by | Jul 27, 2021 | International, Sports

The Refugee Olympic Team entering the games in Tokyo.

Three members of the Refugee Olympic Team competing at the Tokyo Olympic who are refugees from South Sudan are heading to an Ontario college this fall.

Rose Nathike Likonyen, Paulo Amotun Lokoro and James Nyang Chiengjiek will be attending Sheridan College in Oakville, Ont., under the new athletic stream of the Student Refugee Program. They will be the first student cohort where a post-secondary institution privately sponsors refugees.

All three athletes fled from South Sudan as children and grew up in the Kakuma refugee camp in Kenya, where they still live.

Embed from Getty Images

Sheridan College is working with the United Nations High Commissioner for Refugees, the International Olympic Committee and the World University Service of Canada — a non-profit that manages the Student Refugee Program — to bring the three to Canada safely.

The students, however, aren’t the first refugee athletes in Canada.

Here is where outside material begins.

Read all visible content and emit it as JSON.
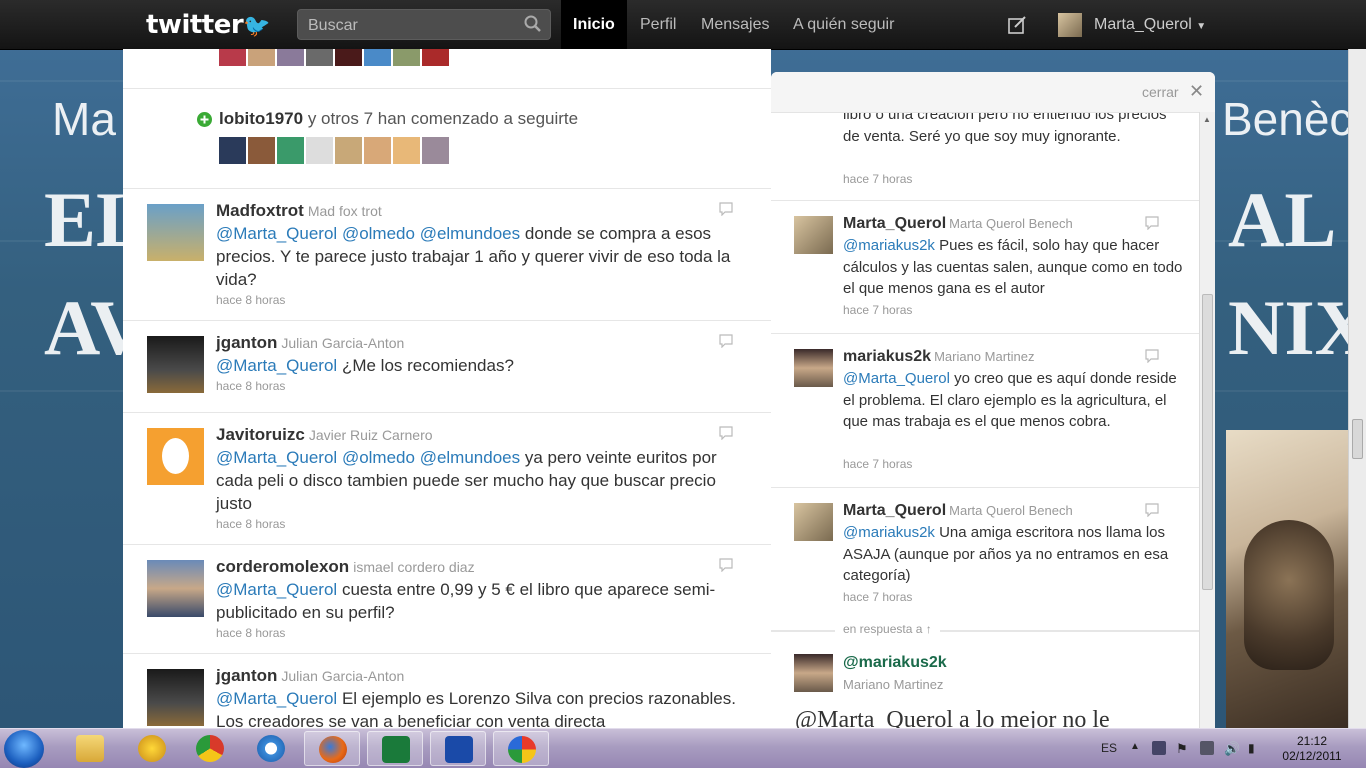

Hamoon Derafshipour, one of the members of the Refugee Olympic Team at the Tokyo Olympic games and lives in Canada with his wife, Samira Malekipour. The 28-year-old, a member of the Refugee Olympic karate team, fled Iran in 2019 for Kitchener, Ont.

The Refugee Team at the Tokyo Olympics is home for those displaced from their birth nations, giving refugees the potential to compete at the games against the world’s best athletes.

Embed from Getty Images

“Today, we welcome you with open arms and offer you a peaceful home. Welcome to our Olympic community,” said IOC president Thomas Bach, speaking at the opening ceremony.

The International Olympic Committee created the Refugee Olympic Committee for the 2016 Rio de Janeiro Olympics to allow athletes to keep competing even if they have been forced to leave their home countries. At the Rio games, 10 athletes competed and are set to include 29 athletes this time in Tokyo.

“These inspiring young people have overcome the immense challenge, forced displacement and significant setbacks to embody the hope and aspirations of the world’s more than 82 million forcibly displaced people on the Olympic stage,” said UN High Commissioner for Refugees Filippo Grandi in a personal message to this year’s team.

Marching under the Olympic flag at the opening ceremony of the Tokyo games, the displaced athletes came from Syria, Republic of the Congo, Democratic Republic of the Congo, South Sudan, Sudan, Eritrea, Venezuela, Iran, Iraq, Afghanistan, and Cameroon.

The athletes trained in 13 host countries, including Canada.

To be selected for the Refugee Team, athletes must be recognized refugees or beneficiaries of international protection according to the United Nations High Commissioner for Refugees (UNHCR) agency, plus have proven high-level competition results in their sport.